[Supplied information]
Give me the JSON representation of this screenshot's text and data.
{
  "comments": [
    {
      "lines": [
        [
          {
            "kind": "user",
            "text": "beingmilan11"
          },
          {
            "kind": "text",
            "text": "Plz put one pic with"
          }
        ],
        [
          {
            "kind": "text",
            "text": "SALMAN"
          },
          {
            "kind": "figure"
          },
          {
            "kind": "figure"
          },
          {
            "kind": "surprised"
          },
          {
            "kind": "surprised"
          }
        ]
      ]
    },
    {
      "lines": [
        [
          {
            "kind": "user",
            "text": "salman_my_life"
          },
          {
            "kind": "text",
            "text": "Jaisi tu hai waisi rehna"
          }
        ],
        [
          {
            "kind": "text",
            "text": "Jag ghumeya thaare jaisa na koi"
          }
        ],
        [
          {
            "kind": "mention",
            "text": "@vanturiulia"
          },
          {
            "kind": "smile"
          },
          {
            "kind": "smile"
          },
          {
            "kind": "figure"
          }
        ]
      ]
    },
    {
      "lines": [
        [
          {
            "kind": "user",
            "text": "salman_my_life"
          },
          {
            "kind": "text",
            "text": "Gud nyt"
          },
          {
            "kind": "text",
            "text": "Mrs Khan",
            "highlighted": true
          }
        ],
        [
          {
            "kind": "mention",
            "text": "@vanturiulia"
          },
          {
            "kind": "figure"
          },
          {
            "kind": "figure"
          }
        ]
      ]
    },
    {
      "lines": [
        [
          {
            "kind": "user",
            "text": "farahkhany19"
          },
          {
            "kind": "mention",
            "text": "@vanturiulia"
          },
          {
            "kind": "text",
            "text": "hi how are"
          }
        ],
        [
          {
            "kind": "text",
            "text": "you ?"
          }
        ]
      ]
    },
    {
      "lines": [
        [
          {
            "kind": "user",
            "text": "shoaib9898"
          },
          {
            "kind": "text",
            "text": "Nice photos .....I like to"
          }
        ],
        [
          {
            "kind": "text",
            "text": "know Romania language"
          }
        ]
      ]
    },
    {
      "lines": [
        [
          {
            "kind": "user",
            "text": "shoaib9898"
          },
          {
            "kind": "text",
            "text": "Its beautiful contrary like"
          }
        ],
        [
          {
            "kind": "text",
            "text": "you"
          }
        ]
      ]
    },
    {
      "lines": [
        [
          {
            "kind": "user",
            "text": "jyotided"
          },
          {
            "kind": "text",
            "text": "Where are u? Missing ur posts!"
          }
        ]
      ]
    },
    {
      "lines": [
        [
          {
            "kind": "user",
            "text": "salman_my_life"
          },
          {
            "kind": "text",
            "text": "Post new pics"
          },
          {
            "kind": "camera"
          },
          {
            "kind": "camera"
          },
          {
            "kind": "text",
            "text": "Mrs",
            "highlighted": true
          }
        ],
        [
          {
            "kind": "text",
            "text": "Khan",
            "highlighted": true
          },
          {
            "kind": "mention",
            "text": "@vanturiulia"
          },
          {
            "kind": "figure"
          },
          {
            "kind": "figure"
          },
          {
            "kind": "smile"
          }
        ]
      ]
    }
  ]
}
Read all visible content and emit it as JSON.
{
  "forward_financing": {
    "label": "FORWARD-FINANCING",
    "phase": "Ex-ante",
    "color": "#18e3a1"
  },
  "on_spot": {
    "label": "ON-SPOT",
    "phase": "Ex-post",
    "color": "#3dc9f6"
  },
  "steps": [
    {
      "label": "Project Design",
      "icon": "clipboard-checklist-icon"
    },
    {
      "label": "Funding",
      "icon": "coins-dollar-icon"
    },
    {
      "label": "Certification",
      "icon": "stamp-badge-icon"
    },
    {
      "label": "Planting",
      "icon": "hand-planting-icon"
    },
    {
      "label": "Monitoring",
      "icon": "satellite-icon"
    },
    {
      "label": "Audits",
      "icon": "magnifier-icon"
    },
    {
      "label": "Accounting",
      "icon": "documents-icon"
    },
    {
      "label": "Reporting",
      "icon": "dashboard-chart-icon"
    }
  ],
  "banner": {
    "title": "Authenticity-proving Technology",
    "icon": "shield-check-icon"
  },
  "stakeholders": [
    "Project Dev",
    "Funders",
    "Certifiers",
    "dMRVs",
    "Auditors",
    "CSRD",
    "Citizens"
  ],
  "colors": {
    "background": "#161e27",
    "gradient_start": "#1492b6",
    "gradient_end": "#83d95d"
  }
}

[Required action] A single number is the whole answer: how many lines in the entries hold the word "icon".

[Reply] 9